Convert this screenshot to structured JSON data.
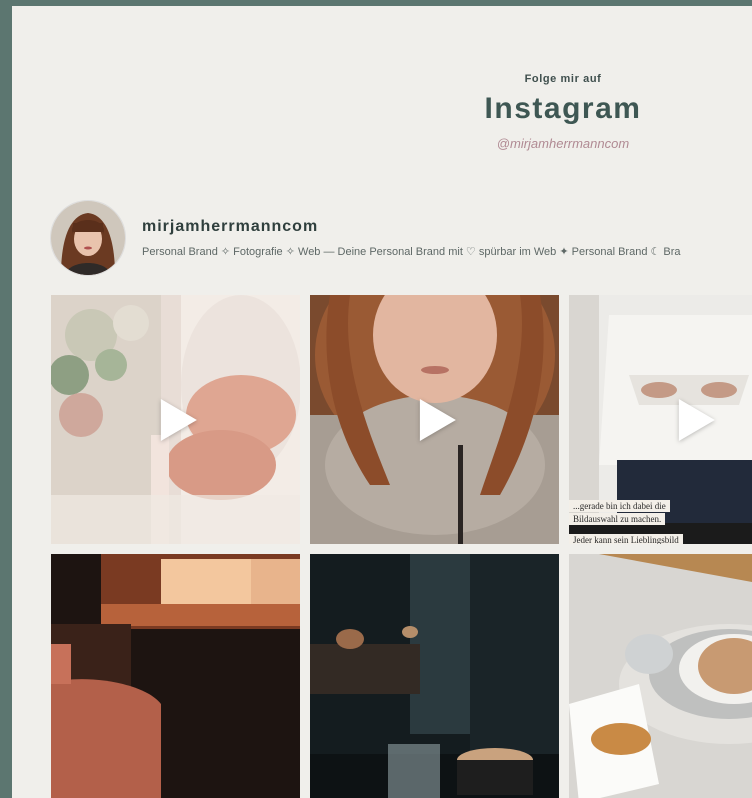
{
  "header": {
    "eyebrow": "Folge mir auf",
    "title": "Instagram",
    "handle": "@mirjamherrmanncom"
  },
  "profile": {
    "username": "mirjamherrmanncom",
    "bio": "Personal Brand ✧ Fotografie ✧ Web — Deine Personal Brand mit ♡ spürbar im Web ✦ Personal Brand ☾ Bra"
  },
  "posts": [
    {
      "type": "video"
    },
    {
      "type": "video"
    },
    {
      "type": "video",
      "caption_line1": "...gerade bin ich dabei die",
      "caption_line2": "Bildauswahl zu machen.",
      "caption_line3": "Jeder kann sein Lieblingsbild"
    },
    {
      "type": "image"
    },
    {
      "type": "image"
    },
    {
      "type": "image"
    }
  ],
  "colors": {
    "frame": "#5c7670",
    "panel": "#f0efeb",
    "title": "#3e5753",
    "handle": "#b08a93"
  },
  "icons": {
    "play": "play-icon"
  }
}
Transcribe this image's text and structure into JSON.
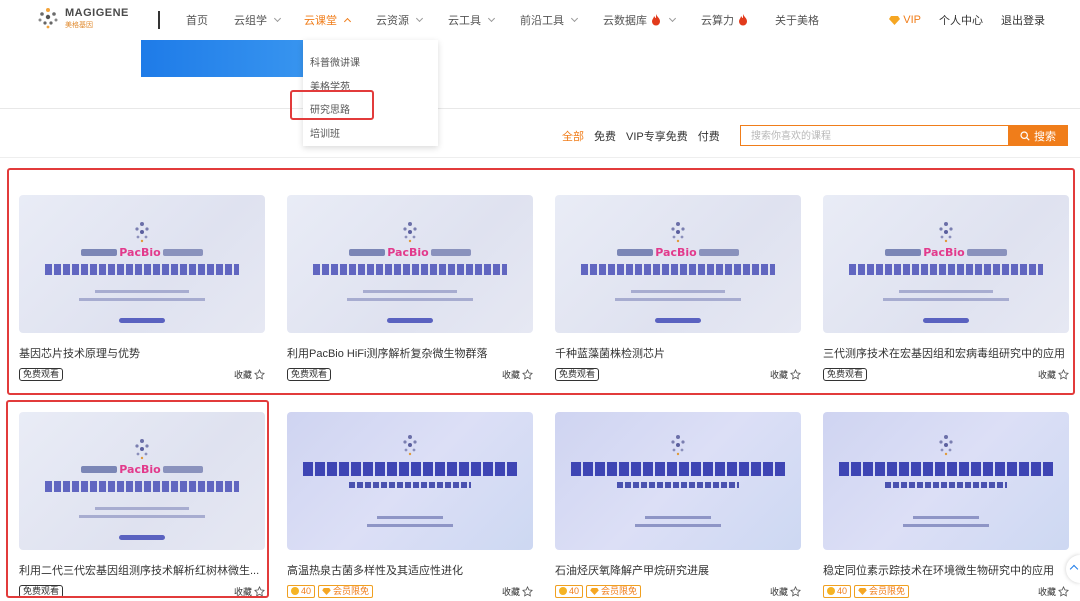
{
  "header": {
    "brand_name": "MAGIGENE",
    "brand_sub": "美格基因",
    "nav": [
      {
        "label": "首页",
        "caret": false
      },
      {
        "label": "云组学",
        "caret": true
      },
      {
        "label": "云课堂",
        "caret": true,
        "active": true
      },
      {
        "label": "云资源",
        "caret": true
      },
      {
        "label": "云工具",
        "caret": true
      },
      {
        "label": "前沿工具",
        "caret": true
      },
      {
        "label": "云数据库",
        "caret": true,
        "hot": true
      },
      {
        "label": "云算力",
        "caret": false,
        "hot": true
      },
      {
        "label": "关于美格",
        "caret": false
      }
    ],
    "vip": "VIP",
    "account": "个人中心",
    "logout": "退出登录"
  },
  "dropdown": {
    "items": [
      "科普微讲课",
      "美格学苑",
      "研究思路",
      "培训班"
    ],
    "highlighted_index": 2
  },
  "filters": {
    "items": [
      "全部",
      "免费",
      "VIP专享免费",
      "付费"
    ],
    "active_index": 0
  },
  "search": {
    "placeholder": "搜索你喜欢的课程",
    "button": "搜索"
  },
  "cards": [
    {
      "title": "基因芯片技术原理与优势",
      "badge": "免费观看",
      "fav": "收藏",
      "style": "a"
    },
    {
      "title": "利用PacBio HiFi测序解析复杂微生物群落",
      "badge": "免费观看",
      "fav": "收藏",
      "style": "a"
    },
    {
      "title": "千种蓝藻菌株检测芯片",
      "badge": "免费观看",
      "fav": "收藏",
      "style": "a"
    },
    {
      "title": "三代测序技术在宏基因组和宏病毒组研究中的应用",
      "badge": "免费观看",
      "fav": "收藏",
      "style": "a"
    },
    {
      "title": "利用二代三代宏基因组测序技术解析红树林微生...",
      "badge": "免费观看",
      "fav": "收藏",
      "style": "a"
    },
    {
      "title": "高温热泉古菌多样性及其适应性进化",
      "coins": "40",
      "member": "会员限免",
      "fav": "收藏",
      "style": "b"
    },
    {
      "title": "石油烃厌氧降解产甲烷研究进展",
      "coins": "40",
      "member": "会员限免",
      "fav": "收藏",
      "style": "b"
    },
    {
      "title": "稳定同位素示踪技术在环境微生物研究中的应用",
      "coins": "40",
      "member": "会员限免",
      "fav": "收藏",
      "style": "b"
    }
  ],
  "thumb_a": {
    "brand": "PacBio"
  },
  "colors": {
    "accent": "#f07d1a",
    "highlight": "#e23b3b",
    "banner": "#1e7be8"
  }
}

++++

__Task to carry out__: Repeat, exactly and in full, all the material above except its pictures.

__Final answer__:
Convert this screenshot to structured JSON data.
{
  "header": {
    "eyebrow": "Folge mir auf",
    "title": "Instagram",
    "handle": "@mirjamherrmanncom"
  },
  "profile": {
    "username": "mirjamherrmanncom",
    "bio": "Personal Brand ✧ Fotografie ✧ Web — Deine Personal Brand mit ♡ spürbar im Web ✦ Personal Brand ☾ Bra"
  },
  "posts": [
    {
      "type": "video"
    },
    {
      "type": "video"
    },
    {
      "type": "video",
      "caption_line1": "...gerade bin ich dabei die",
      "caption_line2": "Bildauswahl zu machen.",
      "caption_line3": "Jeder kann sein Lieblingsbild"
    },
    {
      "type": "image"
    },
    {
      "type": "image"
    },
    {
      "type": "image"
    }
  ],
  "colors": {
    "frame": "#5c7670",
    "panel": "#f0efeb",
    "title": "#3e5753",
    "handle": "#b08a93"
  },
  "icons": {
    "play": "play-icon"
  }
}
Transcribe this image's text and structure into JSON.
{
  "header": {
    "brand_name": "MAGIGENE",
    "brand_sub": "美格基因",
    "nav": [
      {
        "label": "首页",
        "caret": false
      },
      {
        "label": "云组学",
        "caret": true
      },
      {
        "label": "云课堂",
        "caret": true,
        "active": true
      },
      {
        "label": "云资源",
        "caret": true
      },
      {
        "label": "云工具",
        "caret": true
      },
      {
        "label": "前沿工具",
        "caret": true
      },
      {
        "label": "云数据库",
        "caret": true,
        "hot": true
      },
      {
        "label": "云算力",
        "caret": false,
        "hot": true
      },
      {
        "label": "关于美格",
        "caret": false
      }
    ],
    "vip": "VIP",
    "account": "个人中心",
    "logout": "退出登录"
  },
  "dropdown": {
    "items": [
      "科普微讲课",
      "美格学苑",
      "研究思路",
      "培训班"
    ],
    "highlighted_index": 2
  },
  "filters": {
    "items": [
      "全部",
      "免费",
      "VIP专享免费",
      "付费"
    ],
    "active_index": 0
  },
  "search": {
    "placeholder": "搜索你喜欢的课程",
    "button": "搜索"
  },
  "cards": [
    {
      "title": "基因芯片技术原理与优势",
      "badge": "免费观看",
      "fav": "收藏",
      "style": "a"
    },
    {
      "title": "利用PacBio HiFi测序解析复杂微生物群落",
      "badge": "免费观看",
      "fav": "收藏",
      "style": "a"
    },
    {
      "title": "千种蓝藻菌株检测芯片",
      "badge": "免费观看",
      "fav": "收藏",
      "style": "a"
    },
    {
      "title": "三代测序技术在宏基因组和宏病毒组研究中的应用",
      "badge": "免费观看",
      "fav": "收藏",
      "style": "a"
    },
    {
      "title": "利用二代三代宏基因组测序技术解析红树林微生...",
      "badge": "免费观看",
      "fav": "收藏",
      "style": "a"
    },
    {
      "title": "高温热泉古菌多样性及其适应性进化",
      "coins": "40",
      "member": "会员限免",
      "fav": "收藏",
      "style": "b"
    },
    {
      "title": "石油烃厌氧降解产甲烷研究进展",
      "coins": "40",
      "member": "会员限免",
      "fav": "收藏",
      "style": "b"
    },
    {
      "title": "稳定同位素示踪技术在环境微生物研究中的应用",
      "coins": "40",
      "member": "会员限免",
      "fav": "收藏",
      "style": "b"
    }
  ],
  "thumb_a": {
    "brand": "PacBio"
  },
  "colors": {
    "accent": "#f07d1a",
    "highlight": "#e23b3b",
    "banner": "#1e7be8"
  }
}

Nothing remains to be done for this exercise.